|Sep 29, 1986||AS||Assignment|
Owner name: HARRIS CORPORATION, MELBOURNE, FL
Free format text: ASSIGNMENT OF ASSIGNORS INTEREST.;ASSIGNORS:DURSTON, THOMAS W.;FLEITZ, GEORGE D.;COFFELT, STEVEN R.;AND OTHERS;REEL/FRAME:004629/0317
Effective date: 19860922
Owner name: HARRIS CORPORATION,FLORIDA
Free format text: ASSIGNMENT OF ASSIGNORS INTEREST;ASSIGNORS:DURSTON, THOMAS W.;FLEITZ, GEORGE D.;COFFELT, STEVEN R.;AND OTHERS;REEL/FRAME:004629/0317
Effective date: 19860922
|Sep 29, 1986||AS02||Assignment of assignor's interest|
|May 1, 1991||FPAY||Fee payment|

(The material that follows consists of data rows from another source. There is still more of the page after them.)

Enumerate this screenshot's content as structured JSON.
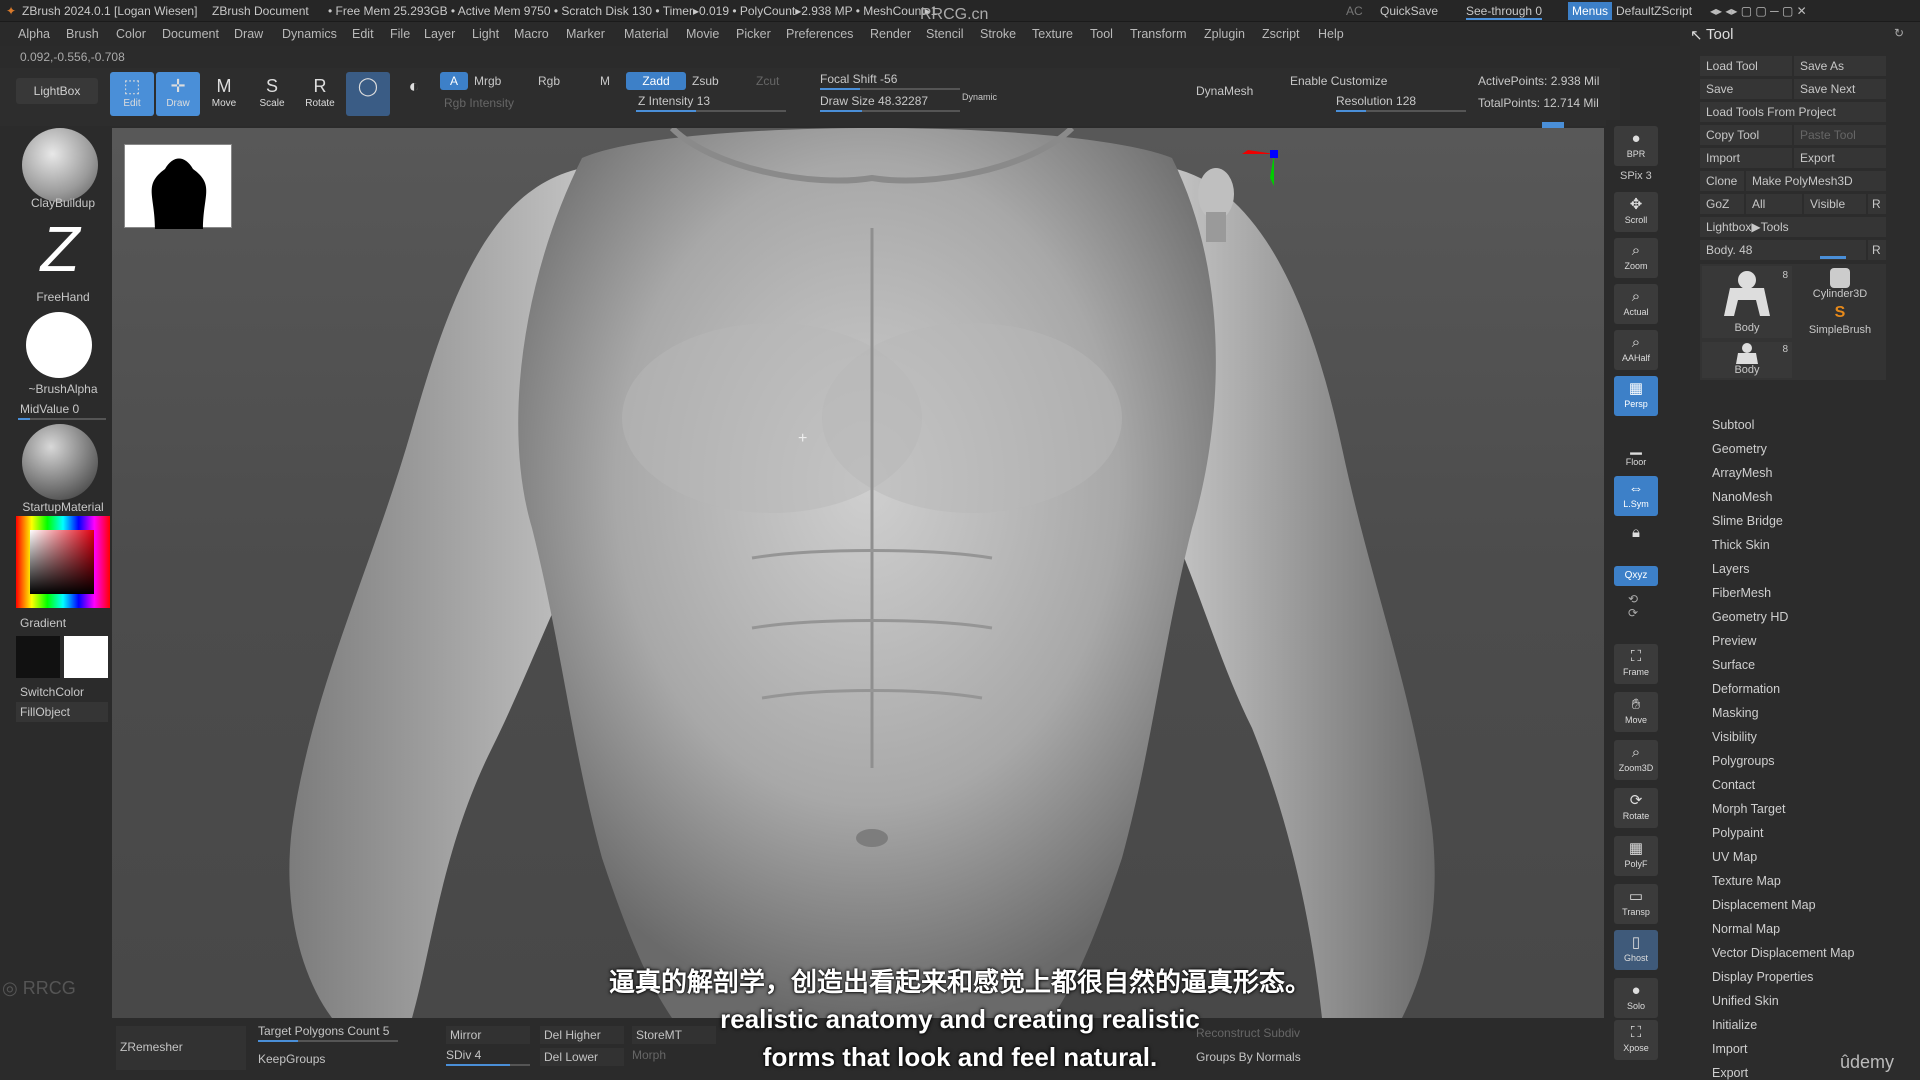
{
  "titlebar": {
    "app": "ZBrush 2024.0.1 [Logan Wiesen]",
    "document": "ZBrush Document",
    "stats": "• Free Mem 25.293GB • Active Mem 9750 • Scratch Disk 130 • Timer▸0.019 • PolyCount▸2.938 MP • MeshCount▸1",
    "watermark": "RRCG.cn",
    "ac": "AC",
    "quicksave": "QuickSave",
    "see_through": "See-through  0",
    "menus": "Menus",
    "script": "DefaultZScript"
  },
  "menubar": [
    "Alpha",
    "Brush",
    "Color",
    "Document",
    "Draw",
    "Dynamics",
    "Edit",
    "File",
    "Layer",
    "Light",
    "Macro",
    "Marker",
    "Material",
    "Movie",
    "Picker",
    "Preferences",
    "Render",
    "Stencil",
    "Stroke",
    "Texture",
    "Tool",
    "Transform",
    "Zplugin",
    "Zscript",
    "Help"
  ],
  "coords": "0.092,-0.556,-0.708",
  "shelf": {
    "lightbox": "LightBox",
    "edit": "Edit",
    "draw": "Draw",
    "move": "Move",
    "scale": "Scale",
    "rotate": "Rotate",
    "a": "A",
    "mrgb": "Mrgb",
    "rgb": "Rgb",
    "m": "M",
    "zadd": "Zadd",
    "zsub": "Zsub",
    "zcut": "Zcut",
    "rgb_intensity": "Rgb Intensity",
    "z_intensity": "Z Intensity 13",
    "focal_shift": "Focal Shift -56",
    "draw_size": "Draw Size 48.32287",
    "dynamic": "Dynamic",
    "dynamesh": "DynaMesh",
    "enable_customize": "Enable Customize",
    "resolution": "Resolution 128",
    "active_points": "ActivePoints: 2.938 Mil",
    "total_points": "TotalPoints: 12.714 Mil"
  },
  "leftbar": {
    "brush": "ClayBuildup",
    "stroke": "FreeHand",
    "alpha": "~BrushAlpha",
    "midvalue": "MidValue 0",
    "material": "StartupMaterial",
    "gradient": "Gradient",
    "switchcolor": "SwitchColor",
    "fillobject": "FillObject"
  },
  "rightstrip": [
    "BPR",
    "SPix 3",
    "Scroll",
    "Zoom",
    "Actual",
    "AAHalf",
    "Persp",
    "Floor",
    "L.Sym",
    "Lock",
    "Qxyz",
    "Frame",
    "Move",
    "Zoom3D",
    "Rotate",
    "PolyF",
    "Transp",
    "Ghost",
    "Solo",
    "Xpose"
  ],
  "toolpanel": {
    "title": "Tool",
    "load_tool": "Load Tool",
    "save_as": "Save As",
    "save": "Save",
    "save_next": "Save Next",
    "load_from_project": "Load Tools From Project",
    "copy_tool": "Copy Tool",
    "paste_tool": "Paste Tool",
    "import": "Import",
    "export": "Export",
    "clone": "Clone",
    "make_polymesh": "Make PolyMesh3D",
    "goz": "GoZ",
    "all": "All",
    "visible": "Visible",
    "r": "R",
    "lightbox_tools": "Lightbox▶Tools",
    "body_slider": "Body. 48",
    "thumbs": [
      {
        "label": "Body",
        "count": "8"
      },
      {
        "label": "Cylinder3D",
        "count": ""
      },
      {
        "label": "SimpleBrush",
        "count": ""
      },
      {
        "label": "Body",
        "count": "8"
      }
    ],
    "menu": [
      "Subtool",
      "Geometry",
      "ArrayMesh",
      "NanoMesh",
      "Slime Bridge",
      "Thick Skin",
      "Layers",
      "FiberMesh",
      "Geometry HD",
      "Preview",
      "Surface",
      "Deformation",
      "Masking",
      "Visibility",
      "Polygroups",
      "Contact",
      "Morph Target",
      "Polypaint",
      "UV Map",
      "Texture Map",
      "Displacement Map",
      "Normal Map",
      "Vector Displacement Map",
      "Display Properties",
      "Unified Skin",
      "Initialize",
      "Import",
      "Export"
    ]
  },
  "bottombar": {
    "zremesher": "ZRemesher",
    "target_poly": "Target Polygons Count 5",
    "keepgroups": "KeepGroups",
    "mirror": "Mirror",
    "sdiv": "SDiv 4",
    "del_higher": "Del Higher",
    "del_lower": "Del Lower",
    "storemt": "StoreMT",
    "morph": "Morph",
    "reconstruct": "Reconstruct Subdiv",
    "groups_by_normals": "Groups By Normals",
    "udemy": "ûdemy"
  },
  "subtitles": {
    "zh": "逼真的解剖学，创造出看起来和感觉上都很自然的逼真形态。",
    "en1": "realistic anatomy and creating realistic",
    "en2": "forms that look and feel natural."
  },
  "colors": {
    "accent": "#3d80c8",
    "bg": "#2b2b2b"
  }
}
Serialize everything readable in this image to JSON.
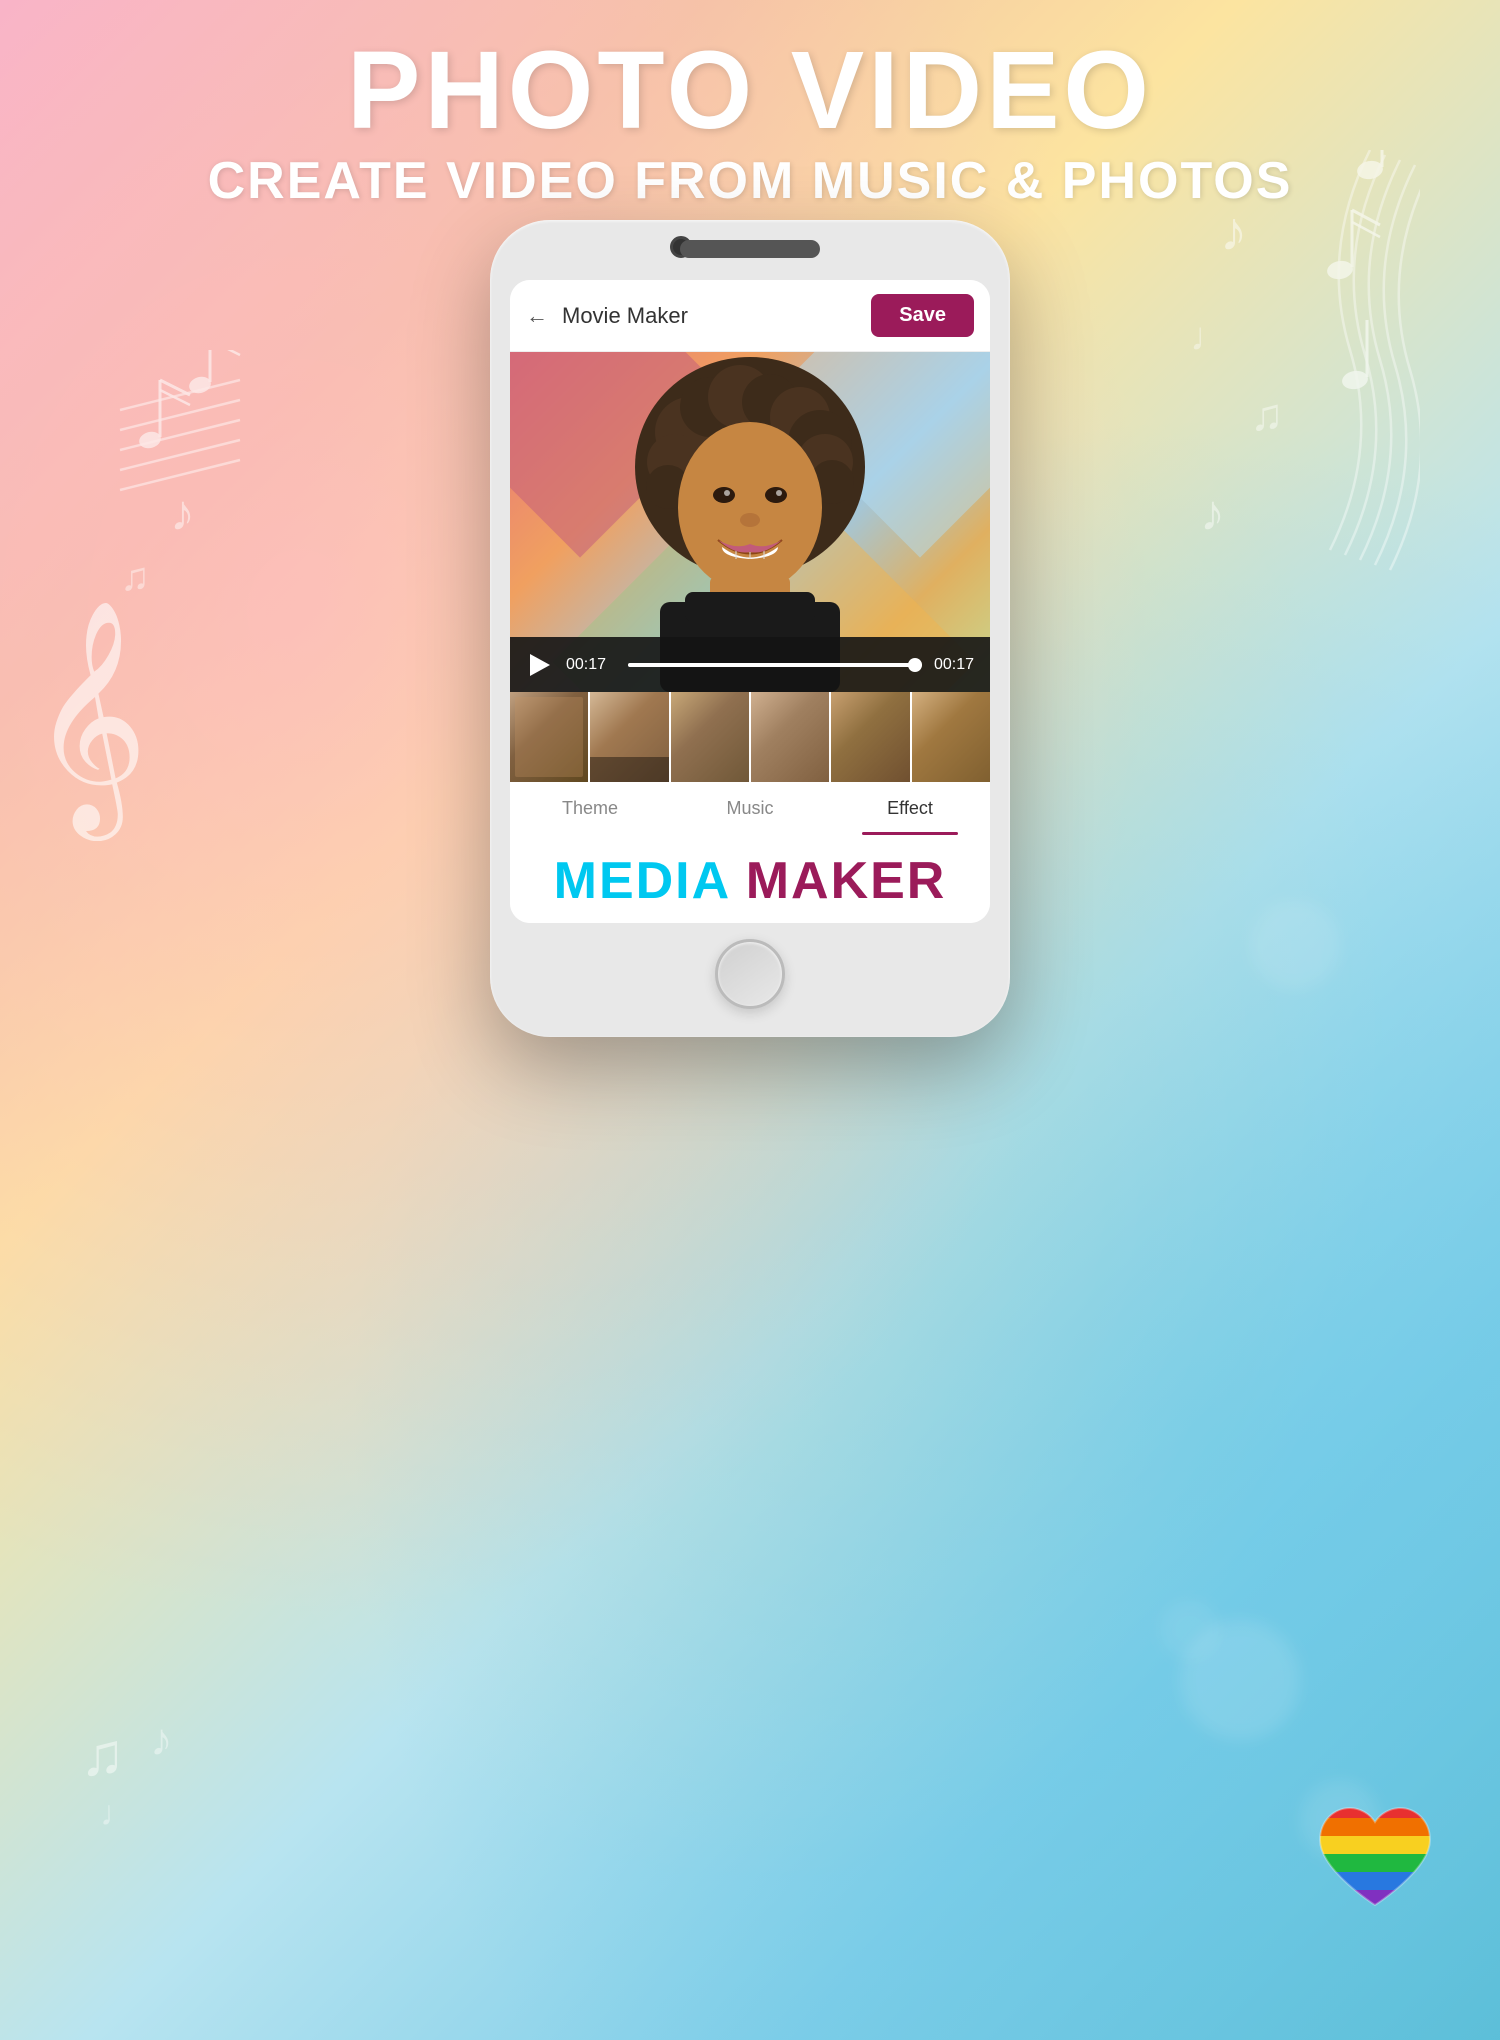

Year of fee payment: 4
|May 1, 1995||FPAY||Fee payment|
Year of fee payment: 8
|May 17, 1999||FPAY||Fee payment|
Year of fee payment: 12
|May 25, 2005||AS||Assignment|
Owner name: FLUKE CORPORATION, WASHINGTON
Free format text: ASSIGNMENT OF ASSIGNORS INTEREST;ASSIGNOR:HARRIS CORPORATION;REEL/FRAME:016274/0166
Effective date: 20050506